|As the largest elements of the ITER project come up for procurement, so UK consortia are being formed to respond to the challenges identified by Fusion 4 Energy (F4E). The ITER Magnet consortium has recently submitted its Expression of Interest and is well placed to respond to an eventual call for tender.
Schematic showing ITER Magnets
Established in February, 2008, the ITER Magnet consortium is led by Cosworth, better known for its integration of mechanical and electronics technologies in the world of high performance motor sport, the company has diversified in recent years to add aerospace and energy generation to its business activities.
Called UK FusionTech, the ITER Magnet consortium comprises Cosworth; Scientific Magnetics - a manufacturer of superconducting magnet systems; the Science and Technology Facilities Council (STFC), a key player for any large superconducting magnet project, which brings expertise of materials in radiation environments, and successful vacuum impregnation of large superconducting magnet structures; the Hyde Group, an engineering manufacturing company made up of three divisions: Tooling, Hyde Aero Products and Engineering; and International Business Wales, which will play an important role in helping to facilitate infrastructure development.
ITER Tokamak Magnets
ITER uses three types of magnet to contain, shape and drive fusion plasma: Poloidal field (PF) coils, toroidal field (TF) coils and the central solenoid.
The TF magnet consists of 18 superconducting D-shaped coils containing a circular conductor, composed of Nb3Sn strands, embedded in grooved radial plates. F4E is responsible for 10 of the TF magnet windings and final assembly of 10 TF coil cases. The remaining 8 TF coils and fabrication of all the toroidal structures is being handled by Japan.
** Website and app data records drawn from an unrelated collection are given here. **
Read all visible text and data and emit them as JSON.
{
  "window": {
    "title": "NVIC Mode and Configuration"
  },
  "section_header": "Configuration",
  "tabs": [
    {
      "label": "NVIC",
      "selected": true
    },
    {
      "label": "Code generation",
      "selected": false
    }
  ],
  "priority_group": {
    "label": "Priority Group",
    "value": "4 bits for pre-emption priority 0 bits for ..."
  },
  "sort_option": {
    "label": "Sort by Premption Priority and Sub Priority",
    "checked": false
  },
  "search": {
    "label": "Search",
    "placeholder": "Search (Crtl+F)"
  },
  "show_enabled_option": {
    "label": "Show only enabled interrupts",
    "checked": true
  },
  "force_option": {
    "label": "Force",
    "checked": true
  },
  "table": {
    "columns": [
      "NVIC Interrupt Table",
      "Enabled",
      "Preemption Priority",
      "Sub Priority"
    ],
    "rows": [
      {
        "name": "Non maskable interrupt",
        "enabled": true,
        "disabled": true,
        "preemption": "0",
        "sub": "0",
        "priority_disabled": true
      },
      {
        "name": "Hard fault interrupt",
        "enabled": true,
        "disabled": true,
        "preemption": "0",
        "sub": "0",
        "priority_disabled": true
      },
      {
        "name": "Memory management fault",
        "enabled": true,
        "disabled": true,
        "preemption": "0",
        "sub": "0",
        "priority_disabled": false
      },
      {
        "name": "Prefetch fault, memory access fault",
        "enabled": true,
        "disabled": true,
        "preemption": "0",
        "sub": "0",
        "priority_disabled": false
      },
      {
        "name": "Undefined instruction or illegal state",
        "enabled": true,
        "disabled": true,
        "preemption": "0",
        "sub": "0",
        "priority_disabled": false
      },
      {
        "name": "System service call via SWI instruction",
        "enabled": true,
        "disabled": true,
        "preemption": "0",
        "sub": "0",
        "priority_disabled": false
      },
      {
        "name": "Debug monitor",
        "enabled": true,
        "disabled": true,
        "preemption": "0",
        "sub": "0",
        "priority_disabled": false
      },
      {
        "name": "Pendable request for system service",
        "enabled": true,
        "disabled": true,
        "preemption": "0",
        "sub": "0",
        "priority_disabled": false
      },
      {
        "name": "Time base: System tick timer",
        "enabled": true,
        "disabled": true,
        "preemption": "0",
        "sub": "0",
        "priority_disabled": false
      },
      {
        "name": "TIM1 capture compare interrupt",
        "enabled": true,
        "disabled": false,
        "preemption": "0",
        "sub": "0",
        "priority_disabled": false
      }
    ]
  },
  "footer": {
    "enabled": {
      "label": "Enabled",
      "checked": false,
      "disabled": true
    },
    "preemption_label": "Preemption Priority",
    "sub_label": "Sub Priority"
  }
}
The six poloidal field coils are made using NbTi conductors in double pancakes. The lower PF coils are designed with redundant turns and a margin in current to avoid the need to replace the coils in case of local damage in one of the coil pancakes. F4E is also responsible for the manufacture of 5 out of the 6 PF coils and 12 pre-compression rings.
Cosworth is the UK Magnet consortium's primary representative and has attended technical discussions on the magnets at F4E in Barcelona and met with members of the ITER Magnet team.
“The consortium's name 'UK FusionTech' reflects a fusion of skills and technologies of like-minded companies wishing to win business from big science projects. UKAEA was instrumental in helping us form the consortium, following a meeting at Culham to discuss the ITER Magnets. They have been of great assistance in terms of keeping us informed and arranging meetings with F4E and ITER engineers,” says Jog S. Lall, General Manager & Director at Cosworth’s Northampton facility.
Technically the most challenging part of the ITER magnet project is that no one has ever made magnets to this scale. Jog Lall again, “Whoever is successful in winning the ITER Magnet procurement will face a large capital investment programme in tooling, jigs and heat treatment amongst other things, to manufacture the magnets. Given the opportunity, we are confident that we will be able to deliver the European elements of the ITER Magnet project. Watch this space!”
At the beginning of February Cadarache, representatives from the ITER Organization, the Russian and the European Domestic Agencies, and external experts met to review the ITER Poloidal Field (PF) Coil design. The overall conclusion of the three-day review chaired by Michel Huguet was that the PF Coil design is sound and forms an acceptable basis for the issue of the Procurement Arrangement which is expected to be signed in April 2009.
"The schedule is tight", said Gary Johnson, Deputy Director General, Head of the ITER Tokamak Department in his opening remarks. "The ITER magnets are on the critical path and this meeting is an important milestone towards starting the fabrication."